When meeting someone for the first time, the conversation inevitably leads to the question, “So, what do you do for a living?” My standard reply is that I work in cardiac rehabilitation. Not surprisingly, most people are not familiar with cardiac rehab. This usually leads to a discussion of heart disease and the the UVM Medical Center Cardiac Rehabilitation program. If my new friend is still conscious, it is not unusual for them to ask, “So, you must be a nurse?” When I say I’m an exercise physiologist, the result is generally blank stares and more questions including, “what is an exercise physiologist?”
So now you’re wondering, what is an exercise physiologist? An exercise physiologist focuses on the body’s short and long-term adaptations in response to various exercise conditions. Most physiologists are interested in the effect of exercise on “pathology” or the study and diagnoses of diseases. An exercise physiologist’s goal is to develop programs that help individuals reduce or reverse the progression of chronic disease including: coronary and vascular disease, obesity, diabetes, chronic obstructive pulmonary disease, and neuromuscular conditions.
At Cardiac Rehabilitation, our focus is on the effects of exercise in regards to the cardiovascular system. Exercise can be viewed as a medicine that needs to be dosed in the right amount. Along with your medications, it helps improve heart function and modify risk factors associated with heart disease. In short, you can think of exercise as therapy for the heart, with side effects including weight loss, increased endurance, lower blood pressure and cholesterol, reduced stress, and greater confidence. Furthermore, one of our primary goals is to increase strength and endurance so you can complete normal daily activities without limitations.
A little “stress” can be a good thing…
Typically, we begin treating patients following hospital discharge for:
- myocardial infarction (heart attack)
- angioplasty with coronary stent placement
- persistent stable angina (chest pain while exercising)
- open heart surgery: including coronary artery bypass grafting and heart valve replacement
How do we provide exercise prescriptions when each individual enters with a different background? To start, every patient performs a stress test and consults with our medical staff. Watch this video to see how we perform stress tests at Cardiac Rehab.

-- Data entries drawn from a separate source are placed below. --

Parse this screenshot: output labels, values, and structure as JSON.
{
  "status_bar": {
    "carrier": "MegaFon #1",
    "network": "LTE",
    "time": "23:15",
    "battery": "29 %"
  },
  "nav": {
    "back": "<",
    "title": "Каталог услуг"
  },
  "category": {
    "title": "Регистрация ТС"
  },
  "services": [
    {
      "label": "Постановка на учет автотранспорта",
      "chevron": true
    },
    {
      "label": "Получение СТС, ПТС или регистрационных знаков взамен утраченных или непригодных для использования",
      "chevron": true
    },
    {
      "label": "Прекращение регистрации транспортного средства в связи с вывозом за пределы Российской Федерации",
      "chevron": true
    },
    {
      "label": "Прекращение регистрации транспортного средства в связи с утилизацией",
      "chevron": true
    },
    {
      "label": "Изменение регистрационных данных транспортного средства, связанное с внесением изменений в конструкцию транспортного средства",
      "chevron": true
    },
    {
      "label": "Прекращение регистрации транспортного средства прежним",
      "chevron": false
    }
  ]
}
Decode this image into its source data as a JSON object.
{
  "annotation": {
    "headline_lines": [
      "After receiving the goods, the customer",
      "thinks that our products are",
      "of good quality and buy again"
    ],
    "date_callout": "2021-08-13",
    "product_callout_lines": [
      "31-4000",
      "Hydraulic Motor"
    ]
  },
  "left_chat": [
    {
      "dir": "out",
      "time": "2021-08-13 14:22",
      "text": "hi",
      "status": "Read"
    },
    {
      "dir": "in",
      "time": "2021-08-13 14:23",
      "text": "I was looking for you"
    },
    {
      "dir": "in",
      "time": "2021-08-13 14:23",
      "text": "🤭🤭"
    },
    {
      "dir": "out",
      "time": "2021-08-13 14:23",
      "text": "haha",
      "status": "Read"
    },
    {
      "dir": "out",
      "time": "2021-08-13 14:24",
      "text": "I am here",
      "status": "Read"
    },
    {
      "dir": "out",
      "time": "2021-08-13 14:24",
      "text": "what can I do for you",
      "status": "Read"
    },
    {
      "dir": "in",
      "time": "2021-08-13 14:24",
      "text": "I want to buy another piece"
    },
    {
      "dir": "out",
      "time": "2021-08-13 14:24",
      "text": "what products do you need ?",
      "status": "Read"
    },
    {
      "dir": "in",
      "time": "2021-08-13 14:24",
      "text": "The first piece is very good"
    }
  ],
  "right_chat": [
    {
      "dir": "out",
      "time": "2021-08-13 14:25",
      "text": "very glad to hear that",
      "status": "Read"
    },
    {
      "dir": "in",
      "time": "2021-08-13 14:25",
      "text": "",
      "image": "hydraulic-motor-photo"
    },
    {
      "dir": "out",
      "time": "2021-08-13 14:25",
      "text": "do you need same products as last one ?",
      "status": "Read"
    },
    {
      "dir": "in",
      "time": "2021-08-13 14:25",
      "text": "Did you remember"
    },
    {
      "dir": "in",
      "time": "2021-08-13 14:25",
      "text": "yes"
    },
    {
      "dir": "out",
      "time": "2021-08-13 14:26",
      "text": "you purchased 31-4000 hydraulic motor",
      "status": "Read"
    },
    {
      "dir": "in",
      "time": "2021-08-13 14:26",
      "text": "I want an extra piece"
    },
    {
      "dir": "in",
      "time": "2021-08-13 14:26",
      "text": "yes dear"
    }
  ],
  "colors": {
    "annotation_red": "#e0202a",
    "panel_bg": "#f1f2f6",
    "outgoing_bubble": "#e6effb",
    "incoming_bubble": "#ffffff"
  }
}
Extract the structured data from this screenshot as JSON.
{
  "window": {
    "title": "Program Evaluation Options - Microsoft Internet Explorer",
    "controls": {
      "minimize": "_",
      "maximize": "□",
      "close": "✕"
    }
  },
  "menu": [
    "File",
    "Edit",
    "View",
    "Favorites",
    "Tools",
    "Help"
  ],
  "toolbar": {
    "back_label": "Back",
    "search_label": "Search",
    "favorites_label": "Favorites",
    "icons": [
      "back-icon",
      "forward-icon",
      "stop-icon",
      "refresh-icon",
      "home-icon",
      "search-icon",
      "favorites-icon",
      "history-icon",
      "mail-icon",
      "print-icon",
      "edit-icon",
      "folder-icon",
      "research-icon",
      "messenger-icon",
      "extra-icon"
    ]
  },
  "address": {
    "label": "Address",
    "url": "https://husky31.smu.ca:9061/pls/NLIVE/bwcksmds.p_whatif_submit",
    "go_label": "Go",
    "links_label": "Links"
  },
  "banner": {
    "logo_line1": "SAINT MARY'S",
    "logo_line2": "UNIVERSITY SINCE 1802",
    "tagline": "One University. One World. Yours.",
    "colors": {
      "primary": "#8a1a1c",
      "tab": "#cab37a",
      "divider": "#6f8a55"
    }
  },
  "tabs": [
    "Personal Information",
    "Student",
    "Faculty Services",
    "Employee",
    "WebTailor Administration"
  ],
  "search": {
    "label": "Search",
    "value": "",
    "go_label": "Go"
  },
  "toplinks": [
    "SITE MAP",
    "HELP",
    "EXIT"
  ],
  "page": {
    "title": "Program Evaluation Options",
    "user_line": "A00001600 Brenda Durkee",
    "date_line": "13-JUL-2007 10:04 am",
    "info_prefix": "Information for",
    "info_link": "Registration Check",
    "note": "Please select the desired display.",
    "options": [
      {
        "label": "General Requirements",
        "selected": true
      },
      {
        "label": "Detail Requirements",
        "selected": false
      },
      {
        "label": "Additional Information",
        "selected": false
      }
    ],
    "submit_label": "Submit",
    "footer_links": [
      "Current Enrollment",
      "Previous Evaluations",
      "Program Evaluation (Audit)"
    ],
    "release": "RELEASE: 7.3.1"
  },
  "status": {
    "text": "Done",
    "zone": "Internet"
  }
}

This test allows us to see how your heart responds to exercise. We can then determine your peak heart rate, blood pressure, and maximal exercise capacity. This provides us with the important information we need to develop a safe starting point for an exercise program. As you get in better shape and increase your strength and endurance, we will continue to increase the time and intensity of your exercise to help reach your goals for the program.
Experts in safe, effective care
Often people will ask if it is safe to participate in an exercise program with a heart condition. at the UVM Medical Center we hold a national certification from the American Association of Cardiovascular and Pulmonary Rehabilitation (AACVPR) that recognizes our commitment to providing high quality patient care. For nearly 30 years, the Medical Director of our cardiac rehab program has been Dr. Philip Ades, an internationally recognized expert in preventive cardiology with numerous scholarly articles, including a publication in the prestigious New England Journal of Medicine. He has been at the forefront of preventive cardiology and has helped developed cardiac rehabilitation protocols and authored text books regarding patient care.
In addition to Dr. Ades, we have a multidisciplinary team including nurses, physical therapists, exercise physiologists, dieticians, nurse practitioners, and physician assistants. Each staff member contributes an expertise that enables us to address each patient’s medical condition while developing safe individual exercise prescriptions and risk factor education.
Keep it up!
After a heart problem has been identified, it is critical that patients commit themselves to lifestyle changes in order to modify their risk factors. Unfortunately, bypass surgery or angioplasty only provides a temporary “fix.” In reality, not modifying cardiovascular risk factors can lead to further progression of heart disease. Need additional motivation for participating in cardiac rehab and regular exercise?
- Patients completing cardiac rehab have a 20-25% reduction in mortality from heart disease.
- Exercise lowers blood pressure and “bad cholesterol”.
- Exercise increases “good cholesterol” and endurance.
- Exercise reduces stress and anxiety.
- Exercise increases your sense of well being, both physically and emotionally.
For best results, Dr. Ades says “you only need to exercise on the days that you eat.”
Getting back to the original conversation, what do I do for a living? I work within a unique area of the world of health care. I’m able to contribute to a great medical care team that works with patients to help themselves get healthy, avoid future heart problems, and improve their quality of life.
Maybe I should just say that at the start?
Jason Rengo, M.S., is a senior exercise physiologist at the UVM Medical Center’s Cardiac Rehabilitation program.